Maintain Proper Hydration
Fluid requirements are increased in colder climates as greater respiratory water loss occurs, increasing urinary output. Yet, we tend to consume less fluids to prevent frequent bathroom breaks, and as a result of lack of sweat for a visual reminder to stay hydrated. Some tips to keep you hydrated for long days outdoors in the cold include setting a phone alarm for a reminder to consume fluids, as well as storing a re-usable water bottle in your backpack, and making frequent water breaks to ensure proper hydration.
Increase Iron Intake at Altitude
Training at altitude increases iron needs, especially if iron deficiency anemia is already a health concern. Even if anemia does not present a problem, diets rich in iron help carry oxygen to your working muscles which is a great performance enhancer regardless of altitude.
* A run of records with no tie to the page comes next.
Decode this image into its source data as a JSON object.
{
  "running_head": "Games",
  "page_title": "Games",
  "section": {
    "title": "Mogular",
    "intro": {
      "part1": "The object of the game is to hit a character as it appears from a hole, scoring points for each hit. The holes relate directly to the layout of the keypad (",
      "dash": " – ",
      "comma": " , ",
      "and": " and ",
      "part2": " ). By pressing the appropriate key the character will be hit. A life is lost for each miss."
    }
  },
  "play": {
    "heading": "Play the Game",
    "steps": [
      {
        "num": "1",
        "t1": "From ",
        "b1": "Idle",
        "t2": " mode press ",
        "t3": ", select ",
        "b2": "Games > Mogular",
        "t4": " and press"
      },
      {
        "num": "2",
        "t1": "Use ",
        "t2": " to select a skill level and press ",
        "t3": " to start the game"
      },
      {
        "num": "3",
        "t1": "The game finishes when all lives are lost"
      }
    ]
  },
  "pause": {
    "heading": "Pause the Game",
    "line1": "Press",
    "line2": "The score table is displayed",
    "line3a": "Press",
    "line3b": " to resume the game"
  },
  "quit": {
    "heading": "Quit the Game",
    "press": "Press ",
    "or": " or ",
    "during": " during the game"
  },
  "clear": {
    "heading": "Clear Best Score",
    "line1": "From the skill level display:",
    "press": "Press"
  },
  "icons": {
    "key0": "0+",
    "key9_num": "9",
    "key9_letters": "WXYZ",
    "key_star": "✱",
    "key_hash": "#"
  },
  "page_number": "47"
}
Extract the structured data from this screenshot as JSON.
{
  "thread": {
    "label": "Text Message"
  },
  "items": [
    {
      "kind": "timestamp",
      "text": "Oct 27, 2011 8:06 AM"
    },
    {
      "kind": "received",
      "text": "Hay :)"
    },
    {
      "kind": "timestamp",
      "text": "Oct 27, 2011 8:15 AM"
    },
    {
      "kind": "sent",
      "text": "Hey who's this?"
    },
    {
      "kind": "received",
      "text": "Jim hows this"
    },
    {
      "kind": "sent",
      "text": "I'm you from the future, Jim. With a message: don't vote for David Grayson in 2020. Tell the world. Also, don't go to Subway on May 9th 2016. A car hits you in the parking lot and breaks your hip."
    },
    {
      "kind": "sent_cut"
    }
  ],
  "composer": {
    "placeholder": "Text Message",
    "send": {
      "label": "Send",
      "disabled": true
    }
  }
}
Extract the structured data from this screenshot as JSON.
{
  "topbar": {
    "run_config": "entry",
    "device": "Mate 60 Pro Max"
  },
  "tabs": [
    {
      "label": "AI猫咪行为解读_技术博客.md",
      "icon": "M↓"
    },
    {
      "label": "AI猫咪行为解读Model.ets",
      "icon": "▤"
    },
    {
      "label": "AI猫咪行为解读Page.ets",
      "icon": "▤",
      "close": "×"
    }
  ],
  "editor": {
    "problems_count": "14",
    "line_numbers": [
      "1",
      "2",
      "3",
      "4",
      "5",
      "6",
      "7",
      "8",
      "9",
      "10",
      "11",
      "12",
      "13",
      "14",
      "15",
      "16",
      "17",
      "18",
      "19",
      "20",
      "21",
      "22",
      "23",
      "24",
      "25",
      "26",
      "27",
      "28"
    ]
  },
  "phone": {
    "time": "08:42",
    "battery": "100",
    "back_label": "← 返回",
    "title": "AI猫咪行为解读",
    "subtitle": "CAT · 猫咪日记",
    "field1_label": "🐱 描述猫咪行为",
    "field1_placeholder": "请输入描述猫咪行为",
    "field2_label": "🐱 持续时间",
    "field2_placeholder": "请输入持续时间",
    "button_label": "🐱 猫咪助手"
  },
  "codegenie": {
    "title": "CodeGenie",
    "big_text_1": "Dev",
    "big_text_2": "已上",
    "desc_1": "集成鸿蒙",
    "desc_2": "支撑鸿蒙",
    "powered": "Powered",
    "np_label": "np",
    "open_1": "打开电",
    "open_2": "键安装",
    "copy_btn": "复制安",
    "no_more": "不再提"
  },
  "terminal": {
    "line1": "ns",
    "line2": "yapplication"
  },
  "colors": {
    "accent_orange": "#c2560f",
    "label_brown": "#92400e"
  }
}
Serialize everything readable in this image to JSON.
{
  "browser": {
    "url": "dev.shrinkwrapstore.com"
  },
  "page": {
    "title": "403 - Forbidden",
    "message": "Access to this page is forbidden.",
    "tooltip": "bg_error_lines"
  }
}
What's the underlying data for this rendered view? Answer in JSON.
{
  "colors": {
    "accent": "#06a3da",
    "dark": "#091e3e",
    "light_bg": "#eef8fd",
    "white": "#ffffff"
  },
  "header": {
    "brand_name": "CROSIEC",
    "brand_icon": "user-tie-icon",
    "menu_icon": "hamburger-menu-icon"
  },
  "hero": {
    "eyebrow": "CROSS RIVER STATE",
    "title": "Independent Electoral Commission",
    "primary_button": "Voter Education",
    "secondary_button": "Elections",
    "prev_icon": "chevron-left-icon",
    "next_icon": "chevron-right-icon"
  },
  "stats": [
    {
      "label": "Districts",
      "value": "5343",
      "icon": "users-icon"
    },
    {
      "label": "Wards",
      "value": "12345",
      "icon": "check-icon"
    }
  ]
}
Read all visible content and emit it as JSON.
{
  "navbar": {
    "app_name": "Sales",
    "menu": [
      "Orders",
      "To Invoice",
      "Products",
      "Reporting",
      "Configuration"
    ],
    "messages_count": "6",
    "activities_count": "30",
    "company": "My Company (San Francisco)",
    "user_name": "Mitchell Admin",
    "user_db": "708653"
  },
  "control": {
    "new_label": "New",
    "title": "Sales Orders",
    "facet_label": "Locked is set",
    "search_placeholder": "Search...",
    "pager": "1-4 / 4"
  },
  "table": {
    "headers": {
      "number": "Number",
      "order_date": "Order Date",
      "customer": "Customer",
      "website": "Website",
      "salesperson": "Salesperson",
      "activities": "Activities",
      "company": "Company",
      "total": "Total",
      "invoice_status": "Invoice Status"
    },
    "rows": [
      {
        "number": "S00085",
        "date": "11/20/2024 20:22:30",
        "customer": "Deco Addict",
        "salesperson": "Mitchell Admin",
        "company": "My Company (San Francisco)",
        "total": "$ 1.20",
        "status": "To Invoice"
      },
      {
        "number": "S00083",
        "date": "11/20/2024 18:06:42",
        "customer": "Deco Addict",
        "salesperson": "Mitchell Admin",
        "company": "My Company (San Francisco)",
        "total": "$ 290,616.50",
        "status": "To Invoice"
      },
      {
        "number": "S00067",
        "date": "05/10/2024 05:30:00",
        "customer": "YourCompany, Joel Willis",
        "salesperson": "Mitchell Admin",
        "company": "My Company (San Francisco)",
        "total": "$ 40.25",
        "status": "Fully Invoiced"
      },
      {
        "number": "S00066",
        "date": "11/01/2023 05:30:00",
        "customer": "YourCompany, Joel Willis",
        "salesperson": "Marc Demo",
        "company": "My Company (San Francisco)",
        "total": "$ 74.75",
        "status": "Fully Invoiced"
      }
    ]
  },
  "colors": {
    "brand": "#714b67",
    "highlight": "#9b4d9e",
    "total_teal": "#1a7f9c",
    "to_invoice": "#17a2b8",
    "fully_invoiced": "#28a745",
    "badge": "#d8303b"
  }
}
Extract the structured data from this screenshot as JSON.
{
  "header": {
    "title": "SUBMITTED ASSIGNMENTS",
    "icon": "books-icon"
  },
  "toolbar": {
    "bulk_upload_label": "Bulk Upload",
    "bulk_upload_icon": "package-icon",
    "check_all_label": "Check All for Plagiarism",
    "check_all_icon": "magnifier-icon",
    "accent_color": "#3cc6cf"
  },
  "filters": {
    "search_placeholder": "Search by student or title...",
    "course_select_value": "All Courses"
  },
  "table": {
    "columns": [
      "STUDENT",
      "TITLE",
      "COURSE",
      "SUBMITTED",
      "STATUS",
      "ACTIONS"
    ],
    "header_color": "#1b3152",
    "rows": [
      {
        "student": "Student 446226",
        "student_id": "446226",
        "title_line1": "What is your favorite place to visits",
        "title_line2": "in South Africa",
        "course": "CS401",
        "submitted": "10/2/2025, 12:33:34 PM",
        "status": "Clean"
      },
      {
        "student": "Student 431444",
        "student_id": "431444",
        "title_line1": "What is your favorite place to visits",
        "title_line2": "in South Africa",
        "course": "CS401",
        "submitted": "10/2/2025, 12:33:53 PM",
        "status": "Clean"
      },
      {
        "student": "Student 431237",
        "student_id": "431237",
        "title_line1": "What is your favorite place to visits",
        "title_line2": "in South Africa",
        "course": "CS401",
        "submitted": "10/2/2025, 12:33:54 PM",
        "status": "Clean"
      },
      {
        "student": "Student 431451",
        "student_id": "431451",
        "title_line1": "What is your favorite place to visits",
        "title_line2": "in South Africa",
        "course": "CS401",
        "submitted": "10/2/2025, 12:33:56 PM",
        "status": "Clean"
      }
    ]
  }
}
Try including iron rich foods like beef, eggs, lentils, tuna and beans in your daily eating and pair with citrus foods to enhance iron absorption.
Fuel Up with Nutrient Dense Foods
Winter sports are physically demanding, and your body requires extra energy to stay warm. Consume small, frequent snacks to fuel metabolism and generate body heat and try hot drinks like tea and hot cocoa to stay warm while out in the cold. Bananas, trail mix, nuts, jerky, and protein bars are great portable snacks to pack for the slopes. Look for high protein bars with less than 12 grams of sugar per serving.
Maintaining a healthy diet and staying hydrated is important as ever when training in cold weather and at altitude. Be sure to follow these simple tips to maximize your performance and optimize health when participating in winter sports.